WHAT THIS TASK INVOLVES >> Every entry should be copied exactly, with nothing added or dropped.

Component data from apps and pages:
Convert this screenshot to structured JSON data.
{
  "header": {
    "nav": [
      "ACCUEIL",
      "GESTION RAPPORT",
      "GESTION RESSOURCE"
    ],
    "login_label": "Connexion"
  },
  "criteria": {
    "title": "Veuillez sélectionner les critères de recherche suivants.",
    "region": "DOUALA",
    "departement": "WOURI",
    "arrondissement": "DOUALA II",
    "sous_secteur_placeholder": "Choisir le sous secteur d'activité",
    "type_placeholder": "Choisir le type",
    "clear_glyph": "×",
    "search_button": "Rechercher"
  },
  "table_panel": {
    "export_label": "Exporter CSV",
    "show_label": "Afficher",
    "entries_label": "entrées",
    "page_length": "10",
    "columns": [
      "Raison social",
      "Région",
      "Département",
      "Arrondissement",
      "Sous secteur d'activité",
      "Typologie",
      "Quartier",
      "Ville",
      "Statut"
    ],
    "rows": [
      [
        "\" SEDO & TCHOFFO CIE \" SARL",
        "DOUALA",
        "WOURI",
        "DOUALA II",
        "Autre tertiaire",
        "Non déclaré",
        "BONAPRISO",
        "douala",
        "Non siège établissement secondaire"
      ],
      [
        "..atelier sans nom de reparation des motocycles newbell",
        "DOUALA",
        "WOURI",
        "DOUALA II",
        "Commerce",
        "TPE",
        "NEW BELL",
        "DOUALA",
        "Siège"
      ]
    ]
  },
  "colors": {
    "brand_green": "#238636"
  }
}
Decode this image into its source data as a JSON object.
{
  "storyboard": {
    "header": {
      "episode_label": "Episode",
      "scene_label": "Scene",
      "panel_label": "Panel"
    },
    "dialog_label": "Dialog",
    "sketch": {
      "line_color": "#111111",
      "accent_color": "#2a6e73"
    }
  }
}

RESPONSE TO THE EXERCISE >>
Convert this screenshot to structured JSON data.
{
  "header": {
    "nav": [
      "ACCUEIL",
      "GESTION RAPPORT",
      "GESTION RESSOURCE"
    ],
    "login_label": "Connexion"
  },
  "criteria": {
    "title": "Veuillez sélectionner les critères de recherche suivants.",
    "region": "DOUALA",
    "departement": "WOURI",
    "arrondissement": "DOUALA II",
    "sous_secteur_placeholder": "Choisir le sous secteur d'activité",
    "type_placeholder": "Choisir le type",
    "clear_glyph": "×",
    "search_button": "Rechercher"
  },
  "table_panel": {
    "export_label": "Exporter CSV",
    "show_label": "Afficher",
    "entries_label": "entrées",
    "page_length": "10",
    "columns": [
      "Raison social",
      "Région",
      "Département",
      "Arrondissement",
      "Sous secteur d'activité",
      "Typologie",
      "Quartier",
      "Ville",
      "Statut"
    ],
    "rows": [
      [
        "\" SEDO & TCHOFFO CIE \" SARL",
        "DOUALA",
        "WOURI",
        "DOUALA II",
        "Autre tertiaire",
        "Non déclaré",
        "BONAPRISO",
        "douala",
        "Non siège établissement secondaire"
      ],
      [
        "..atelier sans nom de reparation des motocycles newbell",
        "DOUALA",
        "WOURI",
        "DOUALA II",
        "Commerce",
        "TPE",
        "NEW BELL",
        "DOUALA",
        "Siège"
      ]
    ]
  },
  "colors": {
    "brand_green": "#238636"
  }
}
Decode this image into its source data as a JSON object.
{
  "storyboard": {
    "header": {
      "episode_label": "Episode",
      "scene_label": "Scene",
      "panel_label": "Panel"
    },
    "dialog_label": "Dialog",
    "sketch": {
      "line_color": "#111111",
      "accent_color": "#2a6e73"
    }
  }
}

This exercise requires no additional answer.